[Stored dataset items]
────────────────
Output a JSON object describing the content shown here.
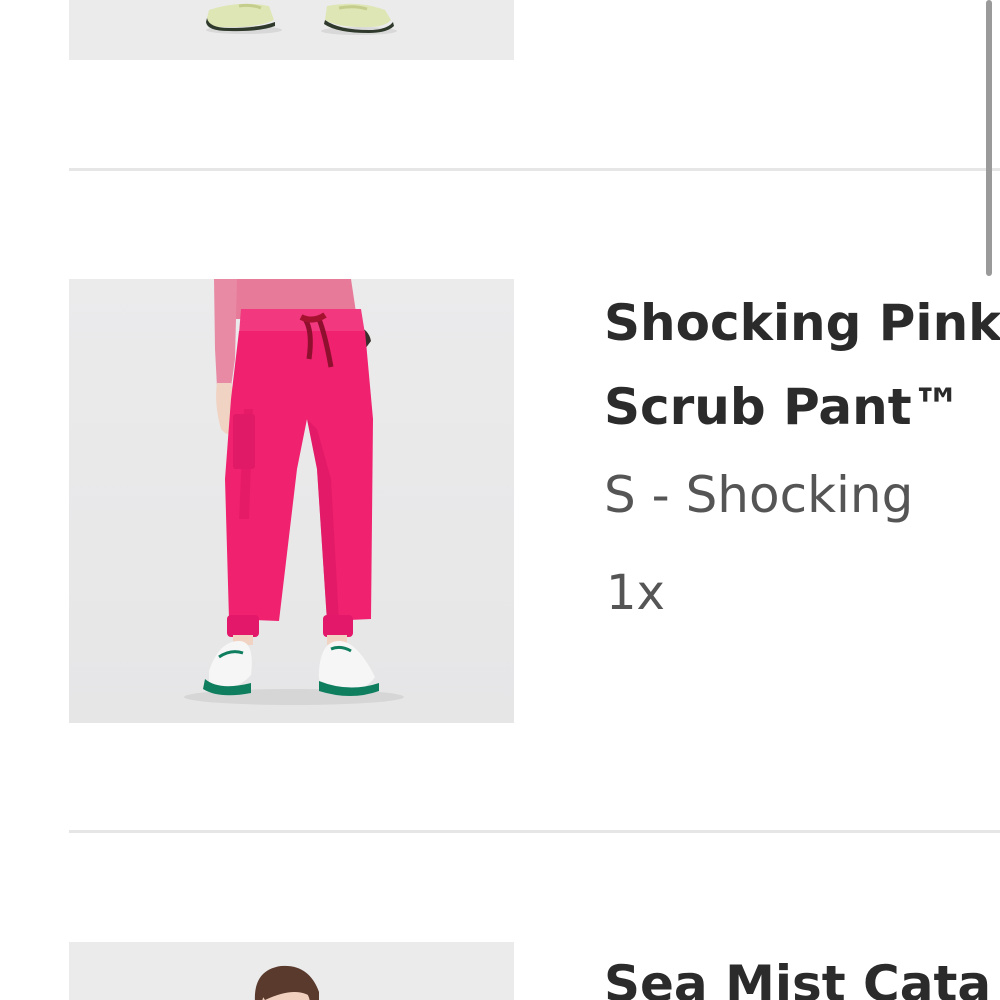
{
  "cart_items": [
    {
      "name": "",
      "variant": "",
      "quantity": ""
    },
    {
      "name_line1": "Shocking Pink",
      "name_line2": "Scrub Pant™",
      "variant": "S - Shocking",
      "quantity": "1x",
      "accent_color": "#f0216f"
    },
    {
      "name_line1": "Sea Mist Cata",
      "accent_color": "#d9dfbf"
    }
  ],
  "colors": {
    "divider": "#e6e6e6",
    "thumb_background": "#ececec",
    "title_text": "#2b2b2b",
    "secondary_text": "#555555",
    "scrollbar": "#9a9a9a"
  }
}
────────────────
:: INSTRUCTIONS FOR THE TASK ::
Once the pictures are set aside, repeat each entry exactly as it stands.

:: WRITTEN ANSWER ::
Output a JSON object describing the content shown here.
{
  "cart_items": [
    {
      "name": "",
      "variant": "",
      "quantity": ""
    },
    {
      "name_line1": "Shocking Pink",
      "name_line2": "Scrub Pant™",
      "variant": "S - Shocking",
      "quantity": "1x",
      "accent_color": "#f0216f"
    },
    {
      "name_line1": "Sea Mist Cata",
      "accent_color": "#d9dfbf"
    }
  ],
  "colors": {
    "divider": "#e6e6e6",
    "thumb_background": "#ececec",
    "title_text": "#2b2b2b",
    "secondary_text": "#555555",
    "scrollbar": "#9a9a9a"
  }
}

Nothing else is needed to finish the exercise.